    Every business wants to have loyal, emotionally attached customers that share their opinion and thrive the product through their free feedback.

    Community development is not a new idea, but in this era companies are approaching the topic differently.

    Oftentimes there is a pond for activities that build stronger and more resilient employee or partner networks – so why not doing the same for your product and services?

    The power of community is existing, it just takes a longer time to be measurable. Community-led growth is experts and Pappus calls the strategy that surpasses sales and even marketing techniques.
    It is a balanced approach that enables a company to grow in new directions without loosing focus because the idea is already validated by your customer. Start nurturing a community and you (intentionally or unintentionally) will find product-market fit.

    community development through community led growth strategy

    Community-led growth can establish a niche like coworking or strengthen a movenment when it comes to purposeful, impactful and sustainable businesses.

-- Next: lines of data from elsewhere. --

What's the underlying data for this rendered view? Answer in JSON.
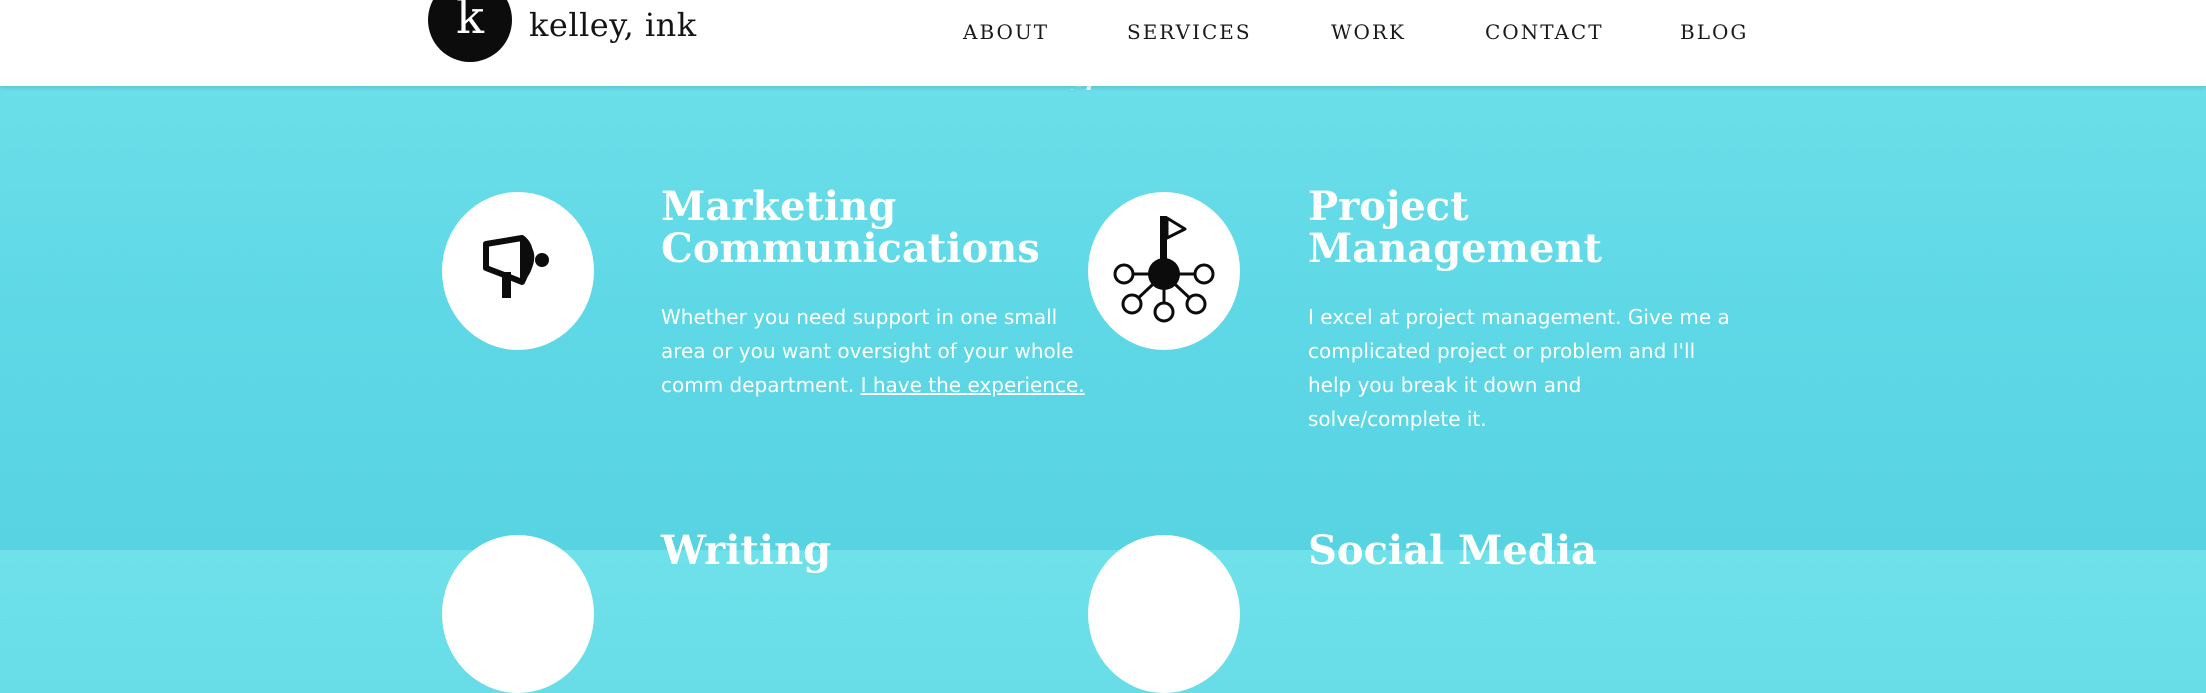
{
  "header": {
    "logo_letter": "k",
    "brand": "kelley, ink",
    "nav": [
      "ABOUT",
      "SERVICES",
      "WORK",
      "CONTACT",
      "BLOG"
    ]
  },
  "hero_peek": "g",
  "services": [
    {
      "title_line1": "Marketing",
      "title_line2": "Communications",
      "desc_line1": "Whether you need support in one small",
      "desc_line2": "area or you want oversight of your whole",
      "desc_line3": "comm department.",
      "link": "I have the experience.",
      "icon": "megaphone-icon"
    },
    {
      "title_line1": "Project",
      "title_line2": "Management",
      "desc_line1": "I excel at project management. Give me a",
      "desc_line2": "complicated project or problem and I'll",
      "desc_line3": "help you break it down and",
      "desc_line4": "solve/complete it.",
      "icon": "network-flag-icon"
    }
  ],
  "partial_services": [
    "Writing",
    "Social Media"
  ],
  "colors": {
    "background": "#5fd8e6",
    "header": "#ffffff",
    "text_dark": "#141414",
    "text_light": "#ffffff"
  }
}
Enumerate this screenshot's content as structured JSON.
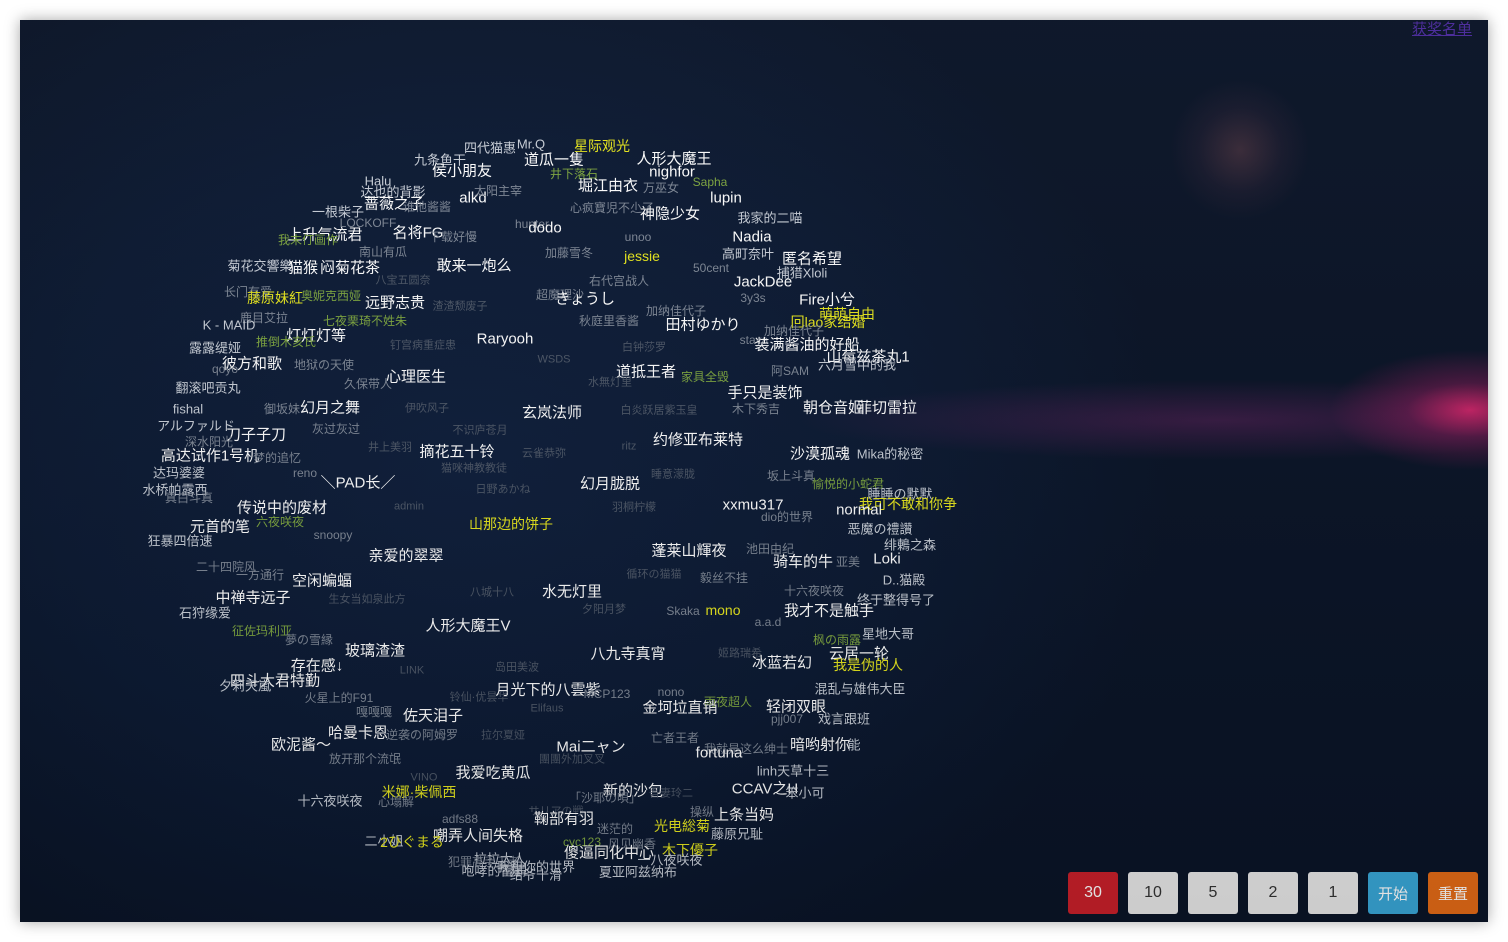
{
  "top_link": "获奖名单",
  "buttons": {
    "n30": "30",
    "n10": "10",
    "n5": "5",
    "n2": "2",
    "n1": "1",
    "start": "开始",
    "reset": "重置"
  },
  "colors": {
    "background": "#0c1a33",
    "highlight_yellow": "#e6e61e",
    "highlight_green": "#7ea640",
    "button_active": "#c9202a",
    "button_start": "#39a7d8",
    "button_reset": "#e46b16"
  },
  "tags": [
    {
      "t": "Mr.Q",
      "c": "t2"
    },
    {
      "t": "四代猫惠",
      "c": "t2"
    },
    {
      "t": "星际观光",
      "c": "ty"
    },
    {
      "t": "人形大魔王",
      "c": "t1"
    },
    {
      "t": "九条鱼干",
      "c": "t2"
    },
    {
      "t": "道瓜一隻",
      "c": "t1"
    },
    {
      "t": "侯小朋友",
      "c": "t1"
    },
    {
      "t": "井下落石",
      "c": "tg"
    },
    {
      "t": "nighfor",
      "c": "t1"
    },
    {
      "t": "Halu",
      "c": "t2"
    },
    {
      "t": "堀江由衣",
      "c": "t1"
    },
    {
      "t": "万巫女",
      "c": "t3"
    },
    {
      "t": "Sapha",
      "c": "tg"
    },
    {
      "t": "达也的背影",
      "c": "t2"
    },
    {
      "t": "alkd",
      "c": "t1"
    },
    {
      "t": "太阳主宰",
      "c": "t3"
    },
    {
      "t": "lupin",
      "c": "t1"
    },
    {
      "t": "一根柴子",
      "c": "t2"
    },
    {
      "t": "蔷薇之子",
      "c": "t1"
    },
    {
      "t": "谁他酱酱",
      "c": "t3"
    },
    {
      "t": "心疯寶児不尐了",
      "c": "t3"
    },
    {
      "t": "神隐少女",
      "c": "t1"
    },
    {
      "t": "我家的二喵",
      "c": "t2"
    },
    {
      "t": "LOCKOFF",
      "c": "t3"
    },
    {
      "t": "hunter",
      "c": "t3"
    },
    {
      "t": "dodo",
      "c": "t1"
    },
    {
      "t": "上升气流君",
      "c": "t1"
    },
    {
      "t": "名将FG",
      "c": "t1"
    },
    {
      "t": "下载好慢",
      "c": "t3"
    },
    {
      "t": "unoo",
      "c": "t3"
    },
    {
      "t": "Nadia",
      "c": "t1"
    },
    {
      "t": "我末仃画作",
      "c": "tg"
    },
    {
      "t": "南山有瓜",
      "c": "t3"
    },
    {
      "t": "加藤雪冬",
      "c": "t3"
    },
    {
      "t": "高町奈叶",
      "c": "t2"
    },
    {
      "t": "匿名希望",
      "c": "t1"
    },
    {
      "t": "jessie",
      "c": "ty"
    },
    {
      "t": "菊花交響樂",
      "c": "t2"
    },
    {
      "t": "猫猴",
      "c": "t1"
    },
    {
      "t": "闷菊花茶",
      "c": "t1"
    },
    {
      "t": "敢来一炮么",
      "c": "t1"
    },
    {
      "t": "50cent",
      "c": "t3"
    },
    {
      "t": "捕猎Xloli",
      "c": "t2"
    },
    {
      "t": "八宝五圆奈",
      "c": "t4"
    },
    {
      "t": "右代宫战人",
      "c": "t3"
    },
    {
      "t": "JackDee",
      "c": "t1"
    },
    {
      "t": "长门有爱",
      "c": "t3"
    },
    {
      "t": "藤原妹紅",
      "c": "ty"
    },
    {
      "t": "奥妮克西娅",
      "c": "tg"
    },
    {
      "t": "超魔理沙",
      "c": "t3"
    },
    {
      "t": "きょうし",
      "c": "t1"
    },
    {
      "t": "3y3s",
      "c": "t3"
    },
    {
      "t": "Fire小兮",
      "c": "t1"
    },
    {
      "t": "远野志贵",
      "c": "t1"
    },
    {
      "t": "渣渣颓废子",
      "c": "t4"
    },
    {
      "t": "加纳佳代子",
      "c": "t3"
    },
    {
      "t": "萌萌自由",
      "c": "ty"
    },
    {
      "t": "鹿目艾拉",
      "c": "t3"
    },
    {
      "t": "七夜栗琦不姓朱",
      "c": "tg"
    },
    {
      "t": "秋庭里香酱",
      "c": "t3"
    },
    {
      "t": "田村ゆかり",
      "c": "t1"
    },
    {
      "t": "回lao家结婚",
      "c": "ty"
    },
    {
      "t": "K - MAID",
      "c": "t2"
    },
    {
      "t": "加纳佳代子",
      "c": "t3"
    },
    {
      "t": "灯灯灯等",
      "c": "t1"
    },
    {
      "t": "推倒木亥氏",
      "c": "tg"
    },
    {
      "t": "Raryooh",
      "c": "t1"
    },
    {
      "t": "staya",
      "c": "t3"
    },
    {
      "t": "装满酱油的好船",
      "c": "t1"
    },
    {
      "t": "露露缇娅",
      "c": "t2"
    },
    {
      "t": "钉宫病重症患",
      "c": "t4"
    },
    {
      "t": "白钟莎罗",
      "c": "t4"
    },
    {
      "t": "山莓兹茶丸1",
      "c": "t1"
    },
    {
      "t": "彼方和歌",
      "c": "t1"
    },
    {
      "t": "地狱の天使",
      "c": "t3"
    },
    {
      "t": "WSDS",
      "c": "t4"
    },
    {
      "t": "六月雪中的我",
      "c": "t2"
    },
    {
      "t": "qoyo",
      "c": "t3"
    },
    {
      "t": "心理医生",
      "c": "t1"
    },
    {
      "t": "道抵王者",
      "c": "t1"
    },
    {
      "t": "家具全毁",
      "c": "tg"
    },
    {
      "t": "阿SAM",
      "c": "t3"
    },
    {
      "t": "翻滚吧贡丸",
      "c": "t2"
    },
    {
      "t": "久保带人",
      "c": "t3"
    },
    {
      "t": "水無灯里",
      "c": "t4"
    },
    {
      "t": "手只是装饰",
      "c": "t1"
    },
    {
      "t": "fishal",
      "c": "t2"
    },
    {
      "t": "御坂妹",
      "c": "t3"
    },
    {
      "t": "幻月之舞",
      "c": "t1"
    },
    {
      "t": "伊吹风子",
      "c": "t4"
    },
    {
      "t": "玄岚法师",
      "c": "t1"
    },
    {
      "t": "白炎跃居紫玉皇",
      "c": "t4"
    },
    {
      "t": "木下秀吉",
      "c": "t3"
    },
    {
      "t": "朝仓音姬",
      "c": "t1"
    },
    {
      "t": "菲切雷拉",
      "c": "t1"
    },
    {
      "t": "アルファルド",
      "c": "t2"
    },
    {
      "t": "灰过灰过",
      "c": "t3"
    },
    {
      "t": "刀子子刀",
      "c": "t1"
    },
    {
      "t": "不识庐苍月",
      "c": "t4"
    },
    {
      "t": "约修亚布莱特",
      "c": "t1"
    },
    {
      "t": "深水阳光",
      "c": "t3"
    },
    {
      "t": "井上美羽",
      "c": "t4"
    },
    {
      "t": "摘花五十铃",
      "c": "t1"
    },
    {
      "t": "ritz",
      "c": "t4"
    },
    {
      "t": "沙漠孤魂",
      "c": "t1"
    },
    {
      "t": "Mika的秘密",
      "c": "t2"
    },
    {
      "t": "高达试作1号机",
      "c": "t1"
    },
    {
      "t": "梦的追忆",
      "c": "t3"
    },
    {
      "t": "云雀恭弥",
      "c": "t4"
    },
    {
      "t": "达玛婆婆",
      "c": "t2"
    },
    {
      "t": "reno",
      "c": "t3"
    },
    {
      "t": "猫咪神教教徒",
      "c": "t4"
    },
    {
      "t": "睡意濛胧",
      "c": "t4"
    },
    {
      "t": "坂上斗真",
      "c": "t3"
    },
    {
      "t": "水桥帕露西",
      "c": "t2"
    },
    {
      "t": "＼PAD长／",
      "c": "t1"
    },
    {
      "t": "日野あかね",
      "c": "t4"
    },
    {
      "t": "幻月胧脱",
      "c": "t1"
    },
    {
      "t": "愉悦的小蛇君",
      "c": "tg"
    },
    {
      "t": "睡睡の默默",
      "c": "t2"
    },
    {
      "t": "真白斗真",
      "c": "t3"
    },
    {
      "t": "admin",
      "c": "t4"
    },
    {
      "t": "羽桐柠檬",
      "c": "t4"
    },
    {
      "t": "xxmu317",
      "c": "t1"
    },
    {
      "t": "我可不敢和你争",
      "c": "ty"
    },
    {
      "t": "传说中的废材",
      "c": "t1"
    },
    {
      "t": "六夜咲夜",
      "c": "tg"
    },
    {
      "t": "dio的世界",
      "c": "t3"
    },
    {
      "t": "normal",
      "c": "t1"
    },
    {
      "t": "元首的笔",
      "c": "t1"
    },
    {
      "t": "山那边的饼子",
      "c": "ty"
    },
    {
      "t": "恶魔の禮讚",
      "c": "t2"
    },
    {
      "t": "snoopy",
      "c": "t3"
    },
    {
      "t": "狂暴四倍速",
      "c": "t2"
    },
    {
      "t": "绯鶇之森",
      "c": "t2"
    },
    {
      "t": "亲爱的翠翠",
      "c": "t1"
    },
    {
      "t": "蓬莱山輝夜",
      "c": "t1"
    },
    {
      "t": "池田由纪",
      "c": "t3"
    },
    {
      "t": "骑车的牛",
      "c": "t1"
    },
    {
      "t": "亚美",
      "c": "t3"
    },
    {
      "t": "Loki",
      "c": "t1"
    },
    {
      "t": "二十四院风",
      "c": "t3"
    },
    {
      "t": "一方通行",
      "c": "t3"
    },
    {
      "t": "空闲蝙蝠",
      "c": "t1"
    },
    {
      "t": "循环の猫猫",
      "c": "t4"
    },
    {
      "t": "毅丝不挂",
      "c": "t3"
    },
    {
      "t": "D..猫殿",
      "c": "t2"
    },
    {
      "t": "八城十八",
      "c": "t4"
    },
    {
      "t": "水无灯里",
      "c": "t1"
    },
    {
      "t": "十六夜咲夜",
      "c": "t3"
    },
    {
      "t": "终于整得号了",
      "c": "t2"
    },
    {
      "t": "中禅寺远子",
      "c": "t1"
    },
    {
      "t": "生女当如泉此方",
      "c": "t4"
    },
    {
      "t": "mono",
      "c": "ty"
    },
    {
      "t": "我才不是触手",
      "c": "t1"
    },
    {
      "t": "石狩缘爱",
      "c": "t2"
    },
    {
      "t": "Skaka",
      "c": "t3"
    },
    {
      "t": "夕阳月梦",
      "c": "t4"
    },
    {
      "t": "a.a.d",
      "c": "t3"
    },
    {
      "t": "枫の雨露",
      "c": "tg"
    },
    {
      "t": "星地大哥",
      "c": "t2"
    },
    {
      "t": "征佐玛利亚",
      "c": "tg"
    },
    {
      "t": "人形大魔王V",
      "c": "t1"
    },
    {
      "t": "玻璃渣渣",
      "c": "t1"
    },
    {
      "t": "八九寺真宵",
      "c": "t1"
    },
    {
      "t": "姬路瑞希",
      "c": "t4"
    },
    {
      "t": "云居一轮",
      "c": "t1"
    },
    {
      "t": "夢の雪縁",
      "c": "t3"
    },
    {
      "t": "冰蓝若幻",
      "c": "t1"
    },
    {
      "t": "我是伪的人",
      "c": "ty"
    },
    {
      "t": "存在感↓",
      "c": "t1"
    },
    {
      "t": "LINK",
      "c": "t4"
    },
    {
      "t": "岛田美波",
      "c": "t4"
    },
    {
      "t": "四斗大君特勤",
      "c": "t1"
    },
    {
      "t": "混乱与雄伟大臣",
      "c": "t2"
    },
    {
      "t": "夕莉天嵐",
      "c": "t2"
    },
    {
      "t": "月光下的八雲紫",
      "c": "t1"
    },
    {
      "t": "MCP123",
      "c": "t3"
    },
    {
      "t": "nono",
      "c": "t3"
    },
    {
      "t": "雨夜超人",
      "c": "tg"
    },
    {
      "t": "轻闭双眼",
      "c": "t1"
    },
    {
      "t": "火星上的F91",
      "c": "t3"
    },
    {
      "t": "铃仙·优昙华",
      "c": "t4"
    },
    {
      "t": "金坷垃直销",
      "c": "t1"
    },
    {
      "t": "pjj007",
      "c": "t3"
    },
    {
      "t": "戏言跟班",
      "c": "t2"
    },
    {
      "t": "嘎嘎嘎",
      "c": "t3"
    },
    {
      "t": "佐天泪子",
      "c": "t1"
    },
    {
      "t": "Elifaus",
      "c": "t4"
    },
    {
      "t": "哈曼卡恩",
      "c": "t1"
    },
    {
      "t": "逆袭の阿姆罗",
      "c": "t3"
    },
    {
      "t": "拉尔夏娅",
      "c": "t4"
    },
    {
      "t": "亡者王者",
      "c": "t3"
    },
    {
      "t": "暗哟射你",
      "c": "t1"
    },
    {
      "t": "能",
      "c": "t2"
    },
    {
      "t": "欧泥酱～",
      "c": "t1"
    },
    {
      "t": "Mai二ャン",
      "c": "t1"
    },
    {
      "t": "我就是这么绅士",
      "c": "t3"
    },
    {
      "t": "fortuna",
      "c": "t1"
    },
    {
      "t": "放开那个流氓",
      "c": "t3"
    },
    {
      "t": "團團外加叉叉",
      "c": "t4"
    },
    {
      "t": "linh天草十三",
      "c": "t2"
    },
    {
      "t": "VINO",
      "c": "t4"
    },
    {
      "t": "我爱吃黄瓜",
      "c": "t1"
    },
    {
      "t": "米娜·柴佩西",
      "c": "ty"
    },
    {
      "t": "新的沙包",
      "c": "t1"
    },
    {
      "t": "CCAV之H",
      "c": "t1"
    },
    {
      "t": "笨小可",
      "c": "t2"
    },
    {
      "t": "十六夜咲夜",
      "c": "t2"
    },
    {
      "t": "心塌解",
      "c": "t3"
    },
    {
      "t": "「沙耶の唄」",
      "c": "t3"
    },
    {
      "t": "吾妻玲二",
      "c": "t4"
    },
    {
      "t": "操纵",
      "c": "t3"
    },
    {
      "t": "上条当妈",
      "c": "t1"
    },
    {
      "t": "adfs88",
      "c": "t3"
    },
    {
      "t": "サリアの戦",
      "c": "t4"
    },
    {
      "t": "鞠部有羽",
      "c": "t1"
    },
    {
      "t": "迷茫的",
      "c": "t3"
    },
    {
      "t": "光电総菊",
      "c": "ty"
    },
    {
      "t": "藤原兄耻",
      "c": "t2"
    },
    {
      "t": "二小姐",
      "c": "t2"
    },
    {
      "t": "嘲弄人间失格",
      "c": "t1"
    },
    {
      "t": "2ひぐまる",
      "c": "ty"
    },
    {
      "t": "cyc123",
      "c": "tg"
    },
    {
      "t": "风见幽香",
      "c": "t3"
    },
    {
      "t": "木下優子",
      "c": "ty"
    },
    {
      "t": "拉拉大人",
      "c": "t2"
    },
    {
      "t": "傻逼同化中心",
      "c": "t1"
    },
    {
      "t": "犯罪高手王者",
      "c": "t3"
    },
    {
      "t": "我和你的世界",
      "c": "t2"
    },
    {
      "t": "一八夜咲夜",
      "c": "t2"
    },
    {
      "t": "咆哮的雷霸",
      "c": "t2"
    },
    {
      "t": "结爷十滑",
      "c": "t2"
    },
    {
      "t": "夏亚阿兹纳布",
      "c": "t2"
    }
  ]
}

    A strengthened relationship between your brand and the people who are a part of it, that’s it what is what Pappus fosters.
    Forget the word customer, replace it for “community members”
    But keep in mind that a Community takes time to build. It’s not a competition, it never was, and it never will be. If you’re building a community, first ask yourself some obvious, but thought-provoking questions.
    Why do I want to build a community?
    This is a question that needs to be answered with purpose. If you want to build a community, you have to stick and fight for it in a long run. We recommend to do a purpoe test by GeniusU or others.
    What does my community offer?
    After finding purpose, a validation of my offer and benefits is necessary. If you want that people care, you have to think from their perspective. Why would you join your community? The answer does help you not only later when it comes to monetiztion, it also will help you identify what differentiates your community from others.
    How do I differentiate?

    A community is a cultural and social unit that is made up of members who share the same values and norms. Being unique makes you attractive. If you provide something that other places don’t have, they will keep coming back. After you’ve aligned your goals, defined strategies, and discovered your target audience, it’s time to start small. Community is a result of small and consistent wins that compound over time. Once you put in enough effort in the right places, you’ll reap the fruits of your efforts.

    If you’ve built your brand with your community in mind, it’s more likely that you’ll be able to cultivate more advocates. That’s what makes community-led growth stand out. It may not be the most speedy path towards growth, but it is the most sustainable. We recommend you invest in saving some marketing budget on Google Ads and Co., investing it in community development.